Joe Hayes, a contemporary of Jeremy Collins, also advanced stage lighting design in New Zealand on productions at the Court Theatre, Canterbury Opera, Christchurch Operatic and Southern Ballet. Other notable lighting designers in New Zealand include Tony Rabbit, Phil and Stephen Blackburn, Marc Simpson, Ian Nicholls, Paul O’Brien and Helen Todd – best known for her work in modern dance, especially with MAU dance and theatre company.
Image projection, allowing instant changes between locations, became popular for live performances towards the end of the 20th century, mainly as an alternative to building and managing physical sets. But in practice it provided little more than a modern equivalent of the painted backdrop. The light output from many earlier projectors was also poor when compared to the greater intensity of stage lighting. As a result, lighting designers often found themselves having to serve the projections rather than meeting the overall lighting needs of a production.
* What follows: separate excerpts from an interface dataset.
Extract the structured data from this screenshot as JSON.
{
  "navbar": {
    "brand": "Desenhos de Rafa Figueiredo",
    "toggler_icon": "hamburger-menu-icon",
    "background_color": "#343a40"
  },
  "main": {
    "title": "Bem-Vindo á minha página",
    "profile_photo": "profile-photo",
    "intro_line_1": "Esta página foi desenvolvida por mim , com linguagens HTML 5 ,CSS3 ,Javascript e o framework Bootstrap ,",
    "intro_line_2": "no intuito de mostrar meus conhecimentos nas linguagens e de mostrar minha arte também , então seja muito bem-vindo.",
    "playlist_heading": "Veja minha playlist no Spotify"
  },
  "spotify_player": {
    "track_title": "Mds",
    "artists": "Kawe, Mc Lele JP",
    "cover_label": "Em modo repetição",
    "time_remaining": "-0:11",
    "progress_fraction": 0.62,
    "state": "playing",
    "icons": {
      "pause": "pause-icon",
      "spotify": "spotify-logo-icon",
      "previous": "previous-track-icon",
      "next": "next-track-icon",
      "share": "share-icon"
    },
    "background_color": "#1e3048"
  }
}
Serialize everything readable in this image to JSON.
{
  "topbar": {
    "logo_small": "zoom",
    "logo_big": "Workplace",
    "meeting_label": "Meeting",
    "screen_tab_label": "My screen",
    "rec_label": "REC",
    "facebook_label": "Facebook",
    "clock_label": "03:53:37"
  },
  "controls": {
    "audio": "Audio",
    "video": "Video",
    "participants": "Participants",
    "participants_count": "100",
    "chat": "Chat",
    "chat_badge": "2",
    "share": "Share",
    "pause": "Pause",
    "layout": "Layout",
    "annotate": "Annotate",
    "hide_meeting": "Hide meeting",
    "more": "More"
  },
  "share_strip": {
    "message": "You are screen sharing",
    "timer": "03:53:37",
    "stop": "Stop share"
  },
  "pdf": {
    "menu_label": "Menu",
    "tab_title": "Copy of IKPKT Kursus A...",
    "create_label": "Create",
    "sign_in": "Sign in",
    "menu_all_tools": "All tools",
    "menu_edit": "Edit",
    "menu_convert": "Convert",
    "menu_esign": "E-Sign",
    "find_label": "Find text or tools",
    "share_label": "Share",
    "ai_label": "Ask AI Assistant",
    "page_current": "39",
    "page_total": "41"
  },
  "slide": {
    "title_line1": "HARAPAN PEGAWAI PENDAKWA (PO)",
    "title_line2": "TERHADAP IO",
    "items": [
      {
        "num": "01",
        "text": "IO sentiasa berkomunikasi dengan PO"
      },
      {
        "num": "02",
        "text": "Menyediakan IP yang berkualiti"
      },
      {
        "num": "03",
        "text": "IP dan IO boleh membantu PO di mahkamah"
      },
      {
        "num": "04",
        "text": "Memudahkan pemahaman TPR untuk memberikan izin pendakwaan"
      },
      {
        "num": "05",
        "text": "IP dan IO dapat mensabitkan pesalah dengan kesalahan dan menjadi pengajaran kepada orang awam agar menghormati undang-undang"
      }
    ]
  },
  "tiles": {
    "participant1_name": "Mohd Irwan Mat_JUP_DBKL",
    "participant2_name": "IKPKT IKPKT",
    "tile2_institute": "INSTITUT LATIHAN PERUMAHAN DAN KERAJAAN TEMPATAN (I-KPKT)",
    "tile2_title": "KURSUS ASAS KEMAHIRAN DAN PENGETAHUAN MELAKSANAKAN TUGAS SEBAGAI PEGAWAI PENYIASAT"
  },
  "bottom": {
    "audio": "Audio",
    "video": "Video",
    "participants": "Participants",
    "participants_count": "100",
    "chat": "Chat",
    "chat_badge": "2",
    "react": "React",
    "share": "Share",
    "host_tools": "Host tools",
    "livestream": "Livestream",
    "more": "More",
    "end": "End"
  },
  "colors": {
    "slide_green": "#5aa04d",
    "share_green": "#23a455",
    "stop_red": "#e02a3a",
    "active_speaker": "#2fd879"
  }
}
Advances in projection and digital technology, with large amounts of content able to be stored on media servers, made projection a more useful theatre design tool. A better understanding of the creative application of projection also advanced this art form, particularly in modern dance and physical theatre. The fusing of live action and video technology allowed performers to interact with projected imagery.
Until the late 20th century the only available tools for amplifying and adding to the sound during theatre productions were clunky tape recorders, turntables and primitive analogue mixing consoles. These limited the use of sound in live performance. The introduction of compact discs, MiniDiscs and other technology in the 1990s, and then the arrival of low-cost quality digital audio equipment, gave sound designers greater flexibility and control of their art form. In the early 2000s it was common practice to have soundscapes included as part of the overall design concept, to reinforce and enhance dramatic impact. Notable sound designers to advance this art form have included Nigel Scott, Chris Ward and Stephen Gallagher.